[Website and app data records]
——————————

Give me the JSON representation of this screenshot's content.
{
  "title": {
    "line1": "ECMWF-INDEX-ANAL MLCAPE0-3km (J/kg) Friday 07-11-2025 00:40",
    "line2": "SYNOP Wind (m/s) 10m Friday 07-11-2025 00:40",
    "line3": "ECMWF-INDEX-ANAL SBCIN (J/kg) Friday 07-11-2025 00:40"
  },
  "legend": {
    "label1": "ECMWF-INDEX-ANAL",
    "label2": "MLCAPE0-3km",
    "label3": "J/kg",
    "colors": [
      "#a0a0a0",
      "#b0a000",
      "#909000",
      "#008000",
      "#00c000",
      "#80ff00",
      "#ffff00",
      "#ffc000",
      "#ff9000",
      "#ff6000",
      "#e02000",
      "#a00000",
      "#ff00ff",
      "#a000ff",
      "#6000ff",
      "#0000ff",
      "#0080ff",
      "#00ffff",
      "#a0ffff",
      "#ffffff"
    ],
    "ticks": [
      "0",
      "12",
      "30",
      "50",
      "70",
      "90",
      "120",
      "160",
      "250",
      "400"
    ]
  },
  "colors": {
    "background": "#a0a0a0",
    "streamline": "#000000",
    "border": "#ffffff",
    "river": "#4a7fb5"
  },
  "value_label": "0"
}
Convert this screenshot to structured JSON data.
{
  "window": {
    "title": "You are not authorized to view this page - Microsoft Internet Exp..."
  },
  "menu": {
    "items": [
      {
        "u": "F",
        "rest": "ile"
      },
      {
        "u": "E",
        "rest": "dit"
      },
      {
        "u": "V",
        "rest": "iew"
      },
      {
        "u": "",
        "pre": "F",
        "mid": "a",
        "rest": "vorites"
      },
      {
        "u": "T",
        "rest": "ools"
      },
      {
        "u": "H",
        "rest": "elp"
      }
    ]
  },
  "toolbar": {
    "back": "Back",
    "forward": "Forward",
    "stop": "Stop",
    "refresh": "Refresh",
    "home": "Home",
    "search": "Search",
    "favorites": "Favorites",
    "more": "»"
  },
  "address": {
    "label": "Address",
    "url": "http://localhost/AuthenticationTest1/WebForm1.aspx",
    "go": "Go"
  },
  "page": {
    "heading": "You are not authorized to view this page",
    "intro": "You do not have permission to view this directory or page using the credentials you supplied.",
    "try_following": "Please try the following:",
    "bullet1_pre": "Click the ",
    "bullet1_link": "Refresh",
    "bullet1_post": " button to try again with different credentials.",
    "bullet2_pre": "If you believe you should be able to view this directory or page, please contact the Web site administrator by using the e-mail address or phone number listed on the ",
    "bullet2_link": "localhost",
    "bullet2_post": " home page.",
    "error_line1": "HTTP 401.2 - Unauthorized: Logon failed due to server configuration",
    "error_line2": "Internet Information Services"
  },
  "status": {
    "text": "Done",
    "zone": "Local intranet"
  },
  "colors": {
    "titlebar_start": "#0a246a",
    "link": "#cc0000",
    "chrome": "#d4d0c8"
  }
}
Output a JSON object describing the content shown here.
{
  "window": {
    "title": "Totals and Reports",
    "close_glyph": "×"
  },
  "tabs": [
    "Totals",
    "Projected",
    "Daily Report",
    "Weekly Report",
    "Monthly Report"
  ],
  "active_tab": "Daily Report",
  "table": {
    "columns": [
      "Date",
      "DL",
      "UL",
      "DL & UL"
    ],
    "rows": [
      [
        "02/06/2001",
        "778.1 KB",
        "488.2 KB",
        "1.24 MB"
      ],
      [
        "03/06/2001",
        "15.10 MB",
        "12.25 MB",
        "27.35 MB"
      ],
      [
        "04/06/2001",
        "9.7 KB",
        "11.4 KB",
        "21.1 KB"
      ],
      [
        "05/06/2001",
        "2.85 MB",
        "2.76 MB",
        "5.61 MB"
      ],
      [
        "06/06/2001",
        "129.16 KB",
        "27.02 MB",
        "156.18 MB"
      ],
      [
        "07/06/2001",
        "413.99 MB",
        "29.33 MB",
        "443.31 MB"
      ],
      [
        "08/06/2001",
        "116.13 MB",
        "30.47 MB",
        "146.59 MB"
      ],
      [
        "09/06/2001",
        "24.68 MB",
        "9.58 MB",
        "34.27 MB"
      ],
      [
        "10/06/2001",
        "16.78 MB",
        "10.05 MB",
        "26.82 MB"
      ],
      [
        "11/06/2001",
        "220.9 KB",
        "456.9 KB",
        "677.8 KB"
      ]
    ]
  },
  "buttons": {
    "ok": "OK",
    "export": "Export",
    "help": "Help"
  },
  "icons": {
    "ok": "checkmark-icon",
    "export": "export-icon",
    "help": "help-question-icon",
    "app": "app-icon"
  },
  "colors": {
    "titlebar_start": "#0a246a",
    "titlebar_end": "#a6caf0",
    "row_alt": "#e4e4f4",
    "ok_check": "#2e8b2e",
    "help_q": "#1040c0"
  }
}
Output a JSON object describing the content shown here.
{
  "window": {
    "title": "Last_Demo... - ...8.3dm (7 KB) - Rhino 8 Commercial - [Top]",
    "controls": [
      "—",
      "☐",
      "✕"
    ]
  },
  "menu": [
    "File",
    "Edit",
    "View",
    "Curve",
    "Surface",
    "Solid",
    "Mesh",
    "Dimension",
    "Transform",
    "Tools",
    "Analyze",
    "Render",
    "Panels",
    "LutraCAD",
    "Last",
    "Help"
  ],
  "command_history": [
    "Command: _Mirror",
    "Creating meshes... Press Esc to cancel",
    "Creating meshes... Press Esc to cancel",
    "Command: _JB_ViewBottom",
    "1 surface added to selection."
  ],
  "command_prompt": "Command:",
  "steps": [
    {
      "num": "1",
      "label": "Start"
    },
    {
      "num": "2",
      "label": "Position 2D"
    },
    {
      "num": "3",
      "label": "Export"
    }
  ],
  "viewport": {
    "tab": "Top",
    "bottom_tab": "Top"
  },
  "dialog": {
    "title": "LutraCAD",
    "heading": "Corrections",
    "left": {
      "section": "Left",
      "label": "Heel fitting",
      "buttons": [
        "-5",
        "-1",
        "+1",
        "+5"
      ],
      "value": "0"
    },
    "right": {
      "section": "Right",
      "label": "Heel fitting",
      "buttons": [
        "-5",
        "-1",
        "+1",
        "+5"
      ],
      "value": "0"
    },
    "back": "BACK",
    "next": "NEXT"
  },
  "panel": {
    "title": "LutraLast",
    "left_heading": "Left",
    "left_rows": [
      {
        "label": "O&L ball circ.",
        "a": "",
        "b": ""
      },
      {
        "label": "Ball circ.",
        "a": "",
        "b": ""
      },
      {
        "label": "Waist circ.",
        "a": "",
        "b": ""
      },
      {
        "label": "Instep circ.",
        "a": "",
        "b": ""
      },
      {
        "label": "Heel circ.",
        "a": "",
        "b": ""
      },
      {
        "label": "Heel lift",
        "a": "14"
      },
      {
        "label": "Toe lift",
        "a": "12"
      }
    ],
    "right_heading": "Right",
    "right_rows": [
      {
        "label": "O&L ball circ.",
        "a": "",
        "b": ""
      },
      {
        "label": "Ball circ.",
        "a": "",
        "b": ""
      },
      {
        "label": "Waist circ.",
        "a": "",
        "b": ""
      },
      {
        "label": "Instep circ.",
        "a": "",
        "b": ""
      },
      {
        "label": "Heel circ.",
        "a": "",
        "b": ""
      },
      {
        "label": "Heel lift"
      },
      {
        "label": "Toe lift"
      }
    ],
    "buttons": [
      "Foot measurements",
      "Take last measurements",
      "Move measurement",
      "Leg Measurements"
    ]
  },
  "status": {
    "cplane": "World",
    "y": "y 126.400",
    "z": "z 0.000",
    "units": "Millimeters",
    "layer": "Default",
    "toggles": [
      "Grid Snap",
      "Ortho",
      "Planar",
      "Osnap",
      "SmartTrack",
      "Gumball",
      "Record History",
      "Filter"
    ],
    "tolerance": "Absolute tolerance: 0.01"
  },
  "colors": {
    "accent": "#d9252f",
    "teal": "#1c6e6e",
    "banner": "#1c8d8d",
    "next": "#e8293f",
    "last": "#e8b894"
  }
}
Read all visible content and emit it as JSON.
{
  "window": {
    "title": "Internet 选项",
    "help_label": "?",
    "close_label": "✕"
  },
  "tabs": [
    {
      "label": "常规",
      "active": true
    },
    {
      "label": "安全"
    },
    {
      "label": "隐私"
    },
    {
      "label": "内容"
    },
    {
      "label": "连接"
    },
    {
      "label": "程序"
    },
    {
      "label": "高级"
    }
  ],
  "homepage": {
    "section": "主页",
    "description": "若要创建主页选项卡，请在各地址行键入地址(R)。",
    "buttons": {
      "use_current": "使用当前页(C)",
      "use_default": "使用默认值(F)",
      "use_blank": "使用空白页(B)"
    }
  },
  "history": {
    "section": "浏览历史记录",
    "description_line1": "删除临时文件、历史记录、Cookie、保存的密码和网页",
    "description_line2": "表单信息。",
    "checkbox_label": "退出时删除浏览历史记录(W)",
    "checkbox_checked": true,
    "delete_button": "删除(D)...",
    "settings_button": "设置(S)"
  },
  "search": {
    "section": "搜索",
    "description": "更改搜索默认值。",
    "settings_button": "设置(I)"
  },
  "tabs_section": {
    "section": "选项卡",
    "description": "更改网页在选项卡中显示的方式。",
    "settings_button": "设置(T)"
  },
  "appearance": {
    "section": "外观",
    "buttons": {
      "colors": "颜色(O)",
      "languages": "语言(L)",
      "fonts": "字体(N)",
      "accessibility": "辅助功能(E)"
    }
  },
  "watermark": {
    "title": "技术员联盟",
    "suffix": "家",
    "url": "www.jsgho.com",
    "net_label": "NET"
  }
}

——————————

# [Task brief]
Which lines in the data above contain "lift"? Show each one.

# [Output of the task]
        "label": "Heel lift",
        "label": "Toe lift",
        "label": "Heel lift"
        "label": "Toe lift"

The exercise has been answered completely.